Arachnophobia (1990)

Of all the official and unofficial disciples Steven Spielberg has inspired over the years, Frank Marshall was arguably the most qualified to mimic the master’s moves. After all, he cofounded Amblin, the studio that released many of Spielberg’s most iconic pictures, and served as executive producer on several of those movies, including the Indiana Jones series. And yet Marshall’s career as a director never quite took off, despite the fact that his first film, the creepy-crawly crowdpleaser Arachnophobia, suggested a talent for the kind of bright, brisk genre entertainment that made his regular collaborator the most commercially successful filmmaker in the world. At the very least, Marshall could have done well with some of the blockbuster gigs scored by fellow Spielberg protégé Joe Johnston.

Billed as a “thrill-omedy,” mostly because the marketing team wasn’t sure whether to play up its horror or comedy elements, Arachnophobia is a fun, self-aware throwback to the small-town creature features of the 1950s. Shortly after moving his family to a sleepy California community, Dr. Ross Jennings (a young Jeff Daniels) begins investigating a rash of sudden, inexplicable deaths. The culprit: a new species of Venezuelan arachnid that’s mated with a common house spider, creating an army of tiny, super-poisonous offspring. As in Gremlins—another Spielbergian horror hit that would have made a fine addition to this Watch This series—there’s a black-comic pleasure in seeing death and chaos creep its way into a setting so archetypically cozy and wholesome. (In a nice twist on urban-to-rural cliché, it’s the interloper, the big-city doctor, who teaches these country folk a thing or two.)

Jaws is the other obvious touchstone, what with Jennings fighting local authority—namely, the stubborn old town doctor, who won’t sign off on autopsies—to protect the citizens from a rampaging animal threat. The film even completes the Amity Beach trifecta by teaming Daniels’ Chief Brody surrogate with a Hooper-like scientist (Julian Sands) and a Quintian exterminator (John Goodman). But whereas Spielberg’s shark was frightening in its sheer enormity, Arachnophobia generates suspense through opposite means; many of the movie’s set pieces revolve around a menace so tiny that characters fail to notice it, blithely moving their feet in and out of the spiders’ range. (“We gonna need a different way out of here,” someone says, in a clever reworking of the most famous line in Jaws.) Were Spielberg himself directing as well as producing, the movie might have provoked more than a mild case of the willies. On the other hand, those afflicted with the titular anxiety will spend the week after studying every shadow on their bedroom wall.

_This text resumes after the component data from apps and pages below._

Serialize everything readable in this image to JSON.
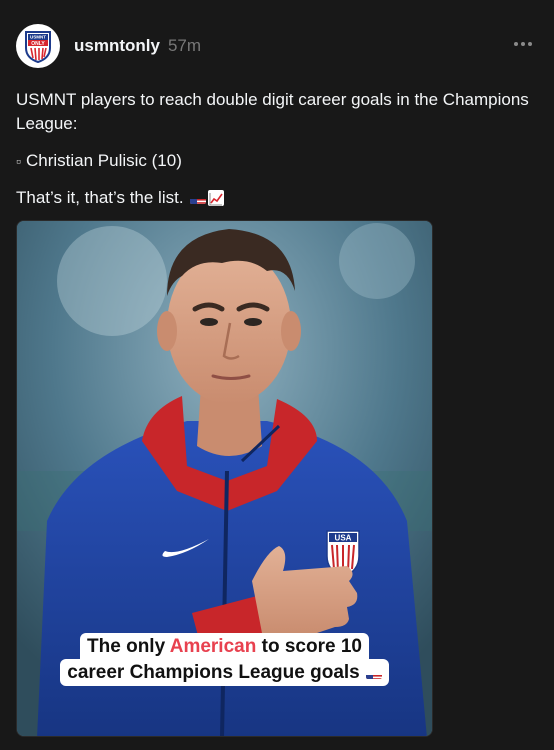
{
  "post": {
    "author": "usmntonly",
    "timestamp": "57m",
    "avatar_text": [
      "USMNT",
      "ONLY"
    ],
    "text_line_1": "USMNT players to reach double digit career goals in the Champions League:",
    "bullet_glyph": "▫",
    "bullet_item": "Christian Pulisic (10)",
    "text_line_3": "That’s it, that’s the list.",
    "emojis": [
      "us-flag-emoji",
      "chart-increasing-emoji"
    ]
  },
  "image": {
    "caption_line_1_prefix": "The only ",
    "caption_line_1_highlight": "American",
    "caption_line_1_suffix": " to score 10",
    "caption_line_2": "career Champions League goals",
    "shirt_badge": "USA",
    "colors": {
      "jersey": "#2247a8",
      "collar": "#c8262a",
      "highlight": "#e8414f"
    }
  },
  "theme": {
    "background": "#181818",
    "text": "#f3f5f7",
    "muted": "#777777"
  }
}
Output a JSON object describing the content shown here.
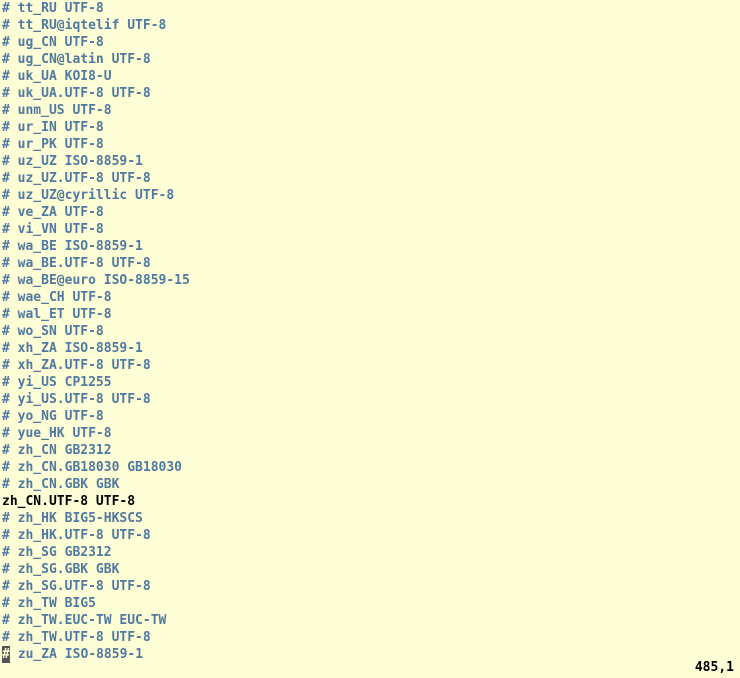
{
  "lines": [
    {
      "text": "# tt_RU UTF-8",
      "commented": true
    },
    {
      "text": "# tt_RU@iqtelif UTF-8",
      "commented": true
    },
    {
      "text": "# ug_CN UTF-8",
      "commented": true
    },
    {
      "text": "# ug_CN@latin UTF-8",
      "commented": true
    },
    {
      "text": "# uk_UA KOI8-U",
      "commented": true
    },
    {
      "text": "# uk_UA.UTF-8 UTF-8",
      "commented": true
    },
    {
      "text": "# unm_US UTF-8",
      "commented": true
    },
    {
      "text": "# ur_IN UTF-8",
      "commented": true
    },
    {
      "text": "# ur_PK UTF-8",
      "commented": true
    },
    {
      "text": "# uz_UZ ISO-8859-1",
      "commented": true
    },
    {
      "text": "# uz_UZ.UTF-8 UTF-8",
      "commented": true
    },
    {
      "text": "# uz_UZ@cyrillic UTF-8",
      "commented": true
    },
    {
      "text": "# ve_ZA UTF-8",
      "commented": true
    },
    {
      "text": "# vi_VN UTF-8",
      "commented": true
    },
    {
      "text": "# wa_BE ISO-8859-1",
      "commented": true
    },
    {
      "text": "# wa_BE.UTF-8 UTF-8",
      "commented": true
    },
    {
      "text": "# wa_BE@euro ISO-8859-15",
      "commented": true
    },
    {
      "text": "# wae_CH UTF-8",
      "commented": true
    },
    {
      "text": "# wal_ET UTF-8",
      "commented": true
    },
    {
      "text": "# wo_SN UTF-8",
      "commented": true
    },
    {
      "text": "# xh_ZA ISO-8859-1",
      "commented": true
    },
    {
      "text": "# xh_ZA.UTF-8 UTF-8",
      "commented": true
    },
    {
      "text": "# yi_US CP1255",
      "commented": true
    },
    {
      "text": "# yi_US.UTF-8 UTF-8",
      "commented": true
    },
    {
      "text": "# yo_NG UTF-8",
      "commented": true
    },
    {
      "text": "# yue_HK UTF-8",
      "commented": true
    },
    {
      "text": "# zh_CN GB2312",
      "commented": true
    },
    {
      "text": "# zh_CN.GB18030 GB18030",
      "commented": true
    },
    {
      "text": "# zh_CN.GBK GBK",
      "commented": true
    },
    {
      "text": "zh_CN.UTF-8 UTF-8",
      "commented": false
    },
    {
      "text": "# zh_HK BIG5-HKSCS",
      "commented": true
    },
    {
      "text": "# zh_HK.UTF-8 UTF-8",
      "commented": true
    },
    {
      "text": "# zh_SG GB2312",
      "commented": true
    },
    {
      "text": "# zh_SG.GBK GBK",
      "commented": true
    },
    {
      "text": "# zh_SG.UTF-8 UTF-8",
      "commented": true
    },
    {
      "text": "# zh_TW BIG5",
      "commented": true
    },
    {
      "text": "# zh_TW.EUC-TW EUC-TW",
      "commented": true
    },
    {
      "text": "# zh_TW.UTF-8 UTF-8",
      "commented": true
    },
    {
      "text": "# zu_ZA ISO-8859-1",
      "commented": true
    }
  ],
  "cursor_line_index": 38,
  "status": "485,1"
}
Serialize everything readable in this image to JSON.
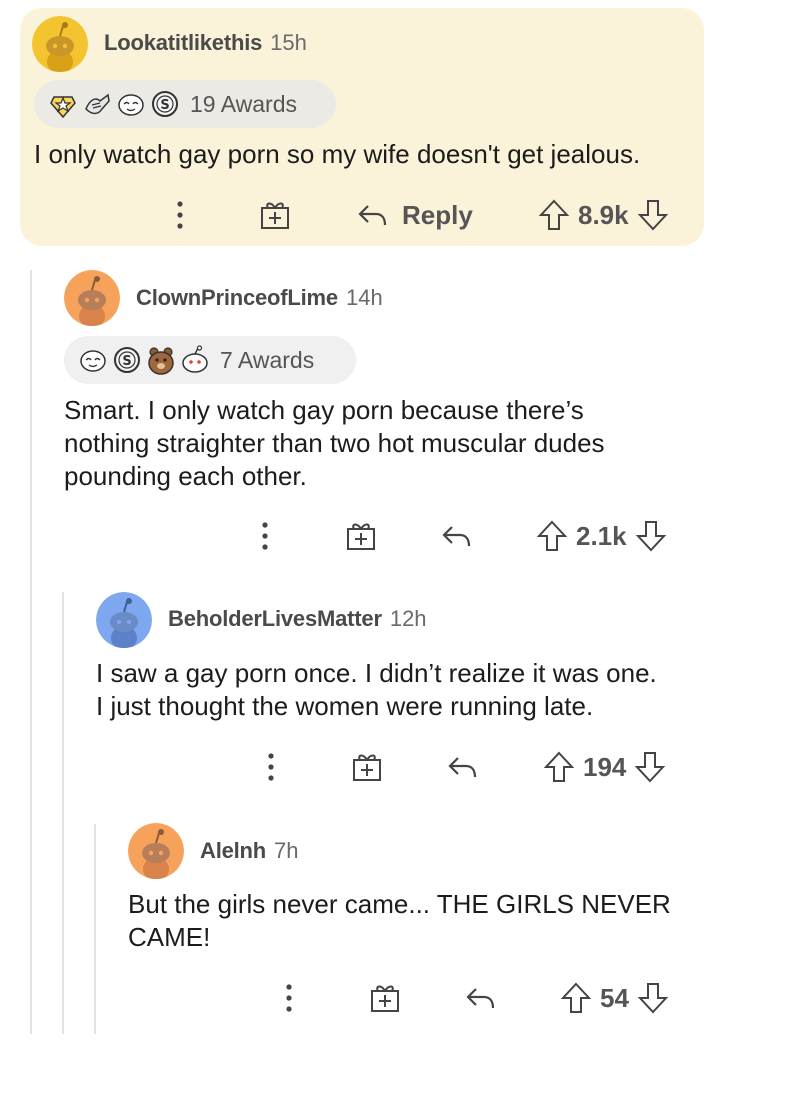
{
  "comments": [
    {
      "username": "Lookatitlikethis",
      "time": "15h",
      "awards_label": "19 Awards",
      "awards": [
        "star-award-icon",
        "helpful-hands-award-icon",
        "wholesome-face-award-icon",
        "silver-coin-award-icon"
      ],
      "body": "I only watch gay porn so my wife doesn't get jealous.",
      "reply_label": "Reply",
      "votes": "8.9k",
      "avatar_color": "#f4c430"
    },
    {
      "username": "ClownPrinceofLime",
      "time": "14h",
      "awards_label": "7 Awards",
      "awards": [
        "wholesome-face-award-icon",
        "silver-coin-award-icon",
        "bear-hug-award-icon",
        "snoo-award-icon"
      ],
      "body_lines": [
        "Smart. I only watch gay porn because there’s",
        "nothing straighter than two hot muscular dudes",
        "pounding each other."
      ],
      "votes": "2.1k",
      "avatar_color": "#f6a25a"
    },
    {
      "username": "BeholderLivesMatter",
      "time": "12h",
      "body_lines": [
        "I saw a gay porn once. I didn’t realize it was one.",
        "I just thought the women were running late."
      ],
      "votes": "194",
      "avatar_color": "#7fa7ef"
    },
    {
      "username": "Alelnh",
      "time": "7h",
      "body_lines": [
        "But the girls never came... THE GIRLS NEVER",
        "CAME!"
      ],
      "votes": "54",
      "avatar_color": "#f6a25a"
    }
  ]
}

Availability: Arachnophobia is available on Blu-ray and DVD from Netflix or possibly your local video store/library. It can also be rented or purchased from the major digital services.